Within the loop are countless intact remains of petrified trees that lend perspective to their original size, and of the widespread ancient forests that once dominated the landscape.
The loop continues with ease back to the paved cul de sac.
If time permits, consider hiking to the Agate House, a unique pueblo built of petrified wood. This is .45 miles (one way) from the cul de sac.
Interactive GPS Topo MapKey GPS Coordinates - DATUM WGS84
- N34 48.901 W109 51.950 — 0.0 Miles: Rainbow Forest Parking Area
- Petrified wood is mostly quartz. The physical characteristics of cylindrical quartz cause it to break cleanly when stressed, resulting in the lengthy symmetrical segments we see on this trail.
- Petrified wood in the Petrified Forest National Park is almost solid quartz, weighing on average between 150-180 pounds per cubic foot. It's so hard, you can only cut it with a diamond tipped saw.
- Iron Oxides give the wood its distinctive red, yellow and orange hues.
- Carbonized organic compounds and residues yield black, tan and brown tones.

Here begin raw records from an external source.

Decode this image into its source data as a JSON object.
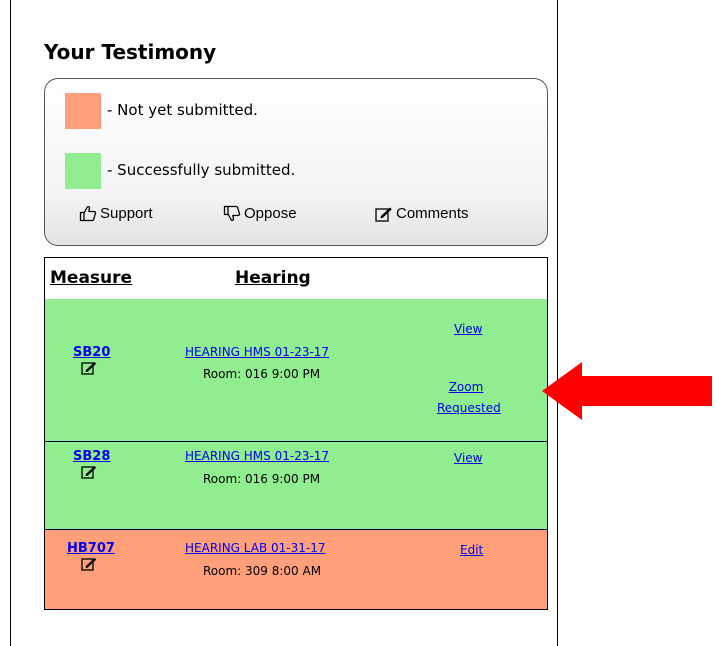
{
  "title": "Your Testimony",
  "legend": {
    "not_submitted": {
      "color": "#ffa07a",
      "text": "- Not yet submitted."
    },
    "submitted": {
      "color": "#90ee90",
      "text": "- Successfully submitted."
    },
    "actions": [
      {
        "icon": "thumbs-up-icon",
        "label": "Support"
      },
      {
        "icon": "thumbs-down-icon",
        "label": "Oppose"
      },
      {
        "icon": "edit-icon",
        "label": "Comments"
      }
    ]
  },
  "table": {
    "headers": {
      "measure": "Measure",
      "hearing": "Hearing"
    },
    "rows": [
      {
        "measure": "SB20",
        "hearing": "HEARING HMS 01-23-17",
        "room": "Room: 016 9:00 PM",
        "status_color": "#90ee90",
        "actions": [
          "View",
          "Zoom",
          "Requested"
        ]
      },
      {
        "measure": "SB28",
        "hearing": "HEARING HMS 01-23-17",
        "room": "Room: 016 9:00 PM",
        "status_color": "#90ee90",
        "actions": [
          "View"
        ]
      },
      {
        "measure": "HB707",
        "hearing": "HEARING LAB 01-31-17",
        "room": "Room: 309 8:00 AM",
        "status_color": "#ffa07a",
        "actions": [
          "Edit"
        ]
      }
    ]
  },
  "annotation": {
    "icon": "left-arrow-icon",
    "color": "#ff0000"
  }
}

- Confusing to some is the visible connector trail that connects the Long Logs Loop Trail with the Agate House Trail at their approximate mid-points. This connector trail is intended as a short cut for visitors seeking the shortest route for hiking both trails. Nominal elevation changes and distances make this short cut unnecessary, though it is a viable option.
- Be cognizant of threatening skies, as storms can move in quickly and lightning strikes are common, especially during August monsoons.
- Shortgrass prairies and pockets of high desert ecosystems cover a majority of the Park. The Park's ecological environment is technically classified as an Intermountain Basin, Semi-Desert Shrub Steppe and Grassland.
Rules and Regulations
- Collection of plants, rocks, petrified wood, fossils, archeological objects or other materials is illegal anywhere in the park. Rules are strictly enforced and violators are subject to significant penalties.
- Pets are permitted on maintained trails, but must be kept on a leash at all times. Pets are not allowed within Wilderness Areas, nor on the Wilderness Access Trail near The Painted Desert Inn. Pets are not allowed in buildings unless they are service animals.
Directions to Trailhead
From the Park's north entrance station, follow Park Road 26 miles to the Rainbow Forest Museum Parking Lot (west side of road).
Form the Park's south entrance station, follow Park Road 2 miles to the Rainbow Forest Museum Parking Lot.
Travel by foot east - out of the parking lot - over the Jim Camp Wash Bridge. The trailhead is located just over the bridge.
Petrified Forest National Park
1 Park Road
P.O. Box 2217
Petrified Forest, AZ 86028
928 524.3567 (fax)